Before Mel Gibson played the not so Jolly Saint Nick in Fatman there was another modern take on Christmas with Bill Murray playing the main character of Ebenezer Scrooge (Frank Cross) in Charles Dickens’ novella A Christmas Carol.
The Dickens classic has been adapted for the big screen multiple times over the years, but mostly stuck to the main themes of the story. Then Richard Donner (Superman/Lethal Weapon series) took the helm in 1988 with a modern day take on Ebenezer Scrooge in a story written by Mitch Glazer and Michael O’Donoghue and the guy who made us believe a man could fly made us believe a man could change.
The themes from the Dickens classic are all here from the effects of isolation, to the importance of love and understanding, and the chance for redemption. Except this time, they are brought into the 20th century. Hard to believe it has been over thirty years since this movie was made. Given the number of times the story has been remade, it might be a great time to revisit it, but can anyone do a better job than Donner and Murray did with Scrooged?
It seems most fitting in 2020 to revisit Dickens’ classic themes. The story is the same, a self-consumed evil boss, in this adaptation a TV executive played by Murray, tortures his assistant portrayed by Alfre Woodard with constant demands. In a Shakespearean twist using story telling of a play within a play, Cross has the entire office on edge while producing a made for television version of none other than Charles Dickens’ A Christmas Carol. To be broadcast live on Christmas Eve, Cross makes the entire staff work overtime on the production.

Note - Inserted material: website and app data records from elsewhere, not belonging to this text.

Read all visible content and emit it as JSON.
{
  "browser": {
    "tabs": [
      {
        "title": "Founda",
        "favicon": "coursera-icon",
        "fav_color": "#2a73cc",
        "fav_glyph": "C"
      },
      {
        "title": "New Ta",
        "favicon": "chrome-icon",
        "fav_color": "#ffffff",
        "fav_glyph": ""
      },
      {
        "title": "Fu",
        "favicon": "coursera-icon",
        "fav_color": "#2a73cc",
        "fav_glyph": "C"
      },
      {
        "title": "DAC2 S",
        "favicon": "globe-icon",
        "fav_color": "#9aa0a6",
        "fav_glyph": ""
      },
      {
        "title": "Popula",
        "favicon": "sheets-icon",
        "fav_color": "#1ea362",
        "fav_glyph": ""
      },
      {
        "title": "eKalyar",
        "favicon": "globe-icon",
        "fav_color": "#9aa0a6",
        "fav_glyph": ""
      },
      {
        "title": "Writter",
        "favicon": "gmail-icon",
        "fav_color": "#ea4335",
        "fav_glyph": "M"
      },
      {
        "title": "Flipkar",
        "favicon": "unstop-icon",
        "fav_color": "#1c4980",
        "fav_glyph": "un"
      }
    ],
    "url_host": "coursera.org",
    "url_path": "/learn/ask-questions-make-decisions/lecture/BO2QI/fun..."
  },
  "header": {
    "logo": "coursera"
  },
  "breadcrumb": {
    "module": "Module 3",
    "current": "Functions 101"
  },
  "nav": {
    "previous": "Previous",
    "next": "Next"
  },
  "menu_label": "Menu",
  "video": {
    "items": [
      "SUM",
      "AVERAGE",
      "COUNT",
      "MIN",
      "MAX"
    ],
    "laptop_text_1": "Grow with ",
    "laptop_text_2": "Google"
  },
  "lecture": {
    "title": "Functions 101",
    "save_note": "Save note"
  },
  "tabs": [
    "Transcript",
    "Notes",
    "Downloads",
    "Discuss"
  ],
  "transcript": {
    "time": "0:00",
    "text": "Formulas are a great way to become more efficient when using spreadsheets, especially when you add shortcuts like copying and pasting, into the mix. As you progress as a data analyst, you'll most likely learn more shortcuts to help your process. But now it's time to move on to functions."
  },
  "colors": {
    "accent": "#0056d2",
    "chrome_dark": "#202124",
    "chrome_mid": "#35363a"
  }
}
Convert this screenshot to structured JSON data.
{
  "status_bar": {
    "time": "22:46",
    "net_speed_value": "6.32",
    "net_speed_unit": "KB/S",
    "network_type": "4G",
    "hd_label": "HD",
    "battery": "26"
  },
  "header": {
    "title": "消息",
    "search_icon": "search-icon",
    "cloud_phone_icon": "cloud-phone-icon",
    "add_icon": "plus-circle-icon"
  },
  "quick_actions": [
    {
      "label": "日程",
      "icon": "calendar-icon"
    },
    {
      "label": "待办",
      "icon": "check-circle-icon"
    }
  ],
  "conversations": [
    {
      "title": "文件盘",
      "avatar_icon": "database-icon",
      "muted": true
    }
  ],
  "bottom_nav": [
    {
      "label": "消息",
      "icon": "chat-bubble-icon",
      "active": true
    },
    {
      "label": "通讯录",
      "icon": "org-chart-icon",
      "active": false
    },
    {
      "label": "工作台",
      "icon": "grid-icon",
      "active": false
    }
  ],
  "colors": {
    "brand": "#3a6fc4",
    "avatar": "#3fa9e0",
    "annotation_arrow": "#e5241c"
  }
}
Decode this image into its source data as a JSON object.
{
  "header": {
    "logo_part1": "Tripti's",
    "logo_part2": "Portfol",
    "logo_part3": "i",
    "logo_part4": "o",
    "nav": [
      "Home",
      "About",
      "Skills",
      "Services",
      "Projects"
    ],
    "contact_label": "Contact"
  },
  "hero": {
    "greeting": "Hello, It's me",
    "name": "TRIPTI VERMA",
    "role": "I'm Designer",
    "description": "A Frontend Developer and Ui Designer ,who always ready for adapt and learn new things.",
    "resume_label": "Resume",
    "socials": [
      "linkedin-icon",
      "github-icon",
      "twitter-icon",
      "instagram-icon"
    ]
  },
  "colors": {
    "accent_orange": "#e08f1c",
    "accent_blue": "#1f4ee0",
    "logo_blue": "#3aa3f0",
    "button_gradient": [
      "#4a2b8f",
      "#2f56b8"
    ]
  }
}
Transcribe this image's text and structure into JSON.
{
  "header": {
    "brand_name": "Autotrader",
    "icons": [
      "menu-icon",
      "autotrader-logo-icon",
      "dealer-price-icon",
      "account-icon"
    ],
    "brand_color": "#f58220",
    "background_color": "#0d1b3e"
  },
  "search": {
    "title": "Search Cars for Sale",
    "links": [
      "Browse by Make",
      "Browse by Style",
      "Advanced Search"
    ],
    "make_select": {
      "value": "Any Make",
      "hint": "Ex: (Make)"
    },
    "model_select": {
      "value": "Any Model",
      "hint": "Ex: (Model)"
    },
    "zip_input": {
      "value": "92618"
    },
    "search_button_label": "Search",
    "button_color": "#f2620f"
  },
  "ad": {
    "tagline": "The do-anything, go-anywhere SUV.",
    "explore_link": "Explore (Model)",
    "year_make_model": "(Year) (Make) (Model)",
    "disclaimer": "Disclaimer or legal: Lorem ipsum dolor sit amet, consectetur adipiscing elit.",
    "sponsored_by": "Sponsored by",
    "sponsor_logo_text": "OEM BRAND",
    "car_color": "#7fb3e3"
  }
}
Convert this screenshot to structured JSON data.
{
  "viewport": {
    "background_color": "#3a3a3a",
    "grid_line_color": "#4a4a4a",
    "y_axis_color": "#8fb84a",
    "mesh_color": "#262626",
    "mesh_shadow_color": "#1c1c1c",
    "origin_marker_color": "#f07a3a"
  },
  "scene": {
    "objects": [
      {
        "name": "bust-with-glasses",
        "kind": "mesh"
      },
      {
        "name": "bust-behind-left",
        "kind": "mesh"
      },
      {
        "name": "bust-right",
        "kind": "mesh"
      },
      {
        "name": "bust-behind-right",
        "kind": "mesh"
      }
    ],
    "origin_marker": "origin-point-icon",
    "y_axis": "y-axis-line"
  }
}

Hopefully you’ve seen Scrooged by now since the television networks play it annually along with other holiday classics including It’s A Wonderful Life. Instead of telling you the story again we’ll simply point out some of our favorite moments from the film.
Starting with Frank Cross’ much admired boss, another hard-nosed workaholic who died young, played by an almost unrecognizable John Forsythe (maybe it’s the mouse crawling around his head). Forsythe’s character, Lew Hayward, warns Cross he must change his ways and treat people better or he too will find himself in an early grave. He then tells Cross he’ll be visited by three ghosts and to pay close attention to their messages if he hopes to find redemption.
In a twist from the Dickens novel, Cross emerges from each ghostly visit with thoughts of his longtime girlfriend Claire, played by Karen Allen, discovering how he put her second to his career.
The best parts of Scrooged are the way they modernize the ghosts and scenarios they take Frank on. In Christmas past he sees himself as a boy hoping for a present from his dad, played by older brother Brian Doyle Murray. Instead of getting what he wanted his father, a butcher, gives him a couple of fresh cut pork chops. In another vision he sees his brother, played by Murray’s other real life brother John, receive a state-of-the-art VCR (it’s 1988) rather than a towel Cross instructed his assistant to send him. Each time Frank returns from a visitation and reaches out for Claire, he finds her busy volunteering, helping the less fortunate, and dropping everything to be with him despite not hearing from him for years.
During Frank’s final dream sequence, he experiences his own lonely death visited only by his younger brother. We also discover Claire finally took Frank’s advice to ditch the strangers she’d been caring for and focus on her own needs.
When checking IMDB to gather names and dates, it was shocking to see critics score this on average at 25%. Famous critic Roger Ebert writing “It was obviously intended as a comedy, but there is little comic about it, and indeed the movie’s overriding emotions seem to be pain and anger.” We disagree and find the film to be funnier with each passing year. Even the way classic lines such as “Bah Humbug” are delivered by Murray is so well done we cannot imagine it being handled any other way.
And no mention of Scrooged would be complete without acknowledging one of the funnier cameos in the film by legendary comedian Buddy Hackett. In what could have been a throwaway scene, Hackett delivers a hilarious line as Scrooge in Cross’ television production of A Christmas Carol while flipping a coin to a boy on the street below asking him to fetch the “finest goose in all of London”.
If Scrooged is not already part of your Christmas rotation, stop being a blockhead and make this the year you add it to the rotation between The Grinch and A Charlie Brown Christmas. We’d love to cover this classic in a podcast episode, but there’s already less than 25 days until Christmas and we have other films making our list this year!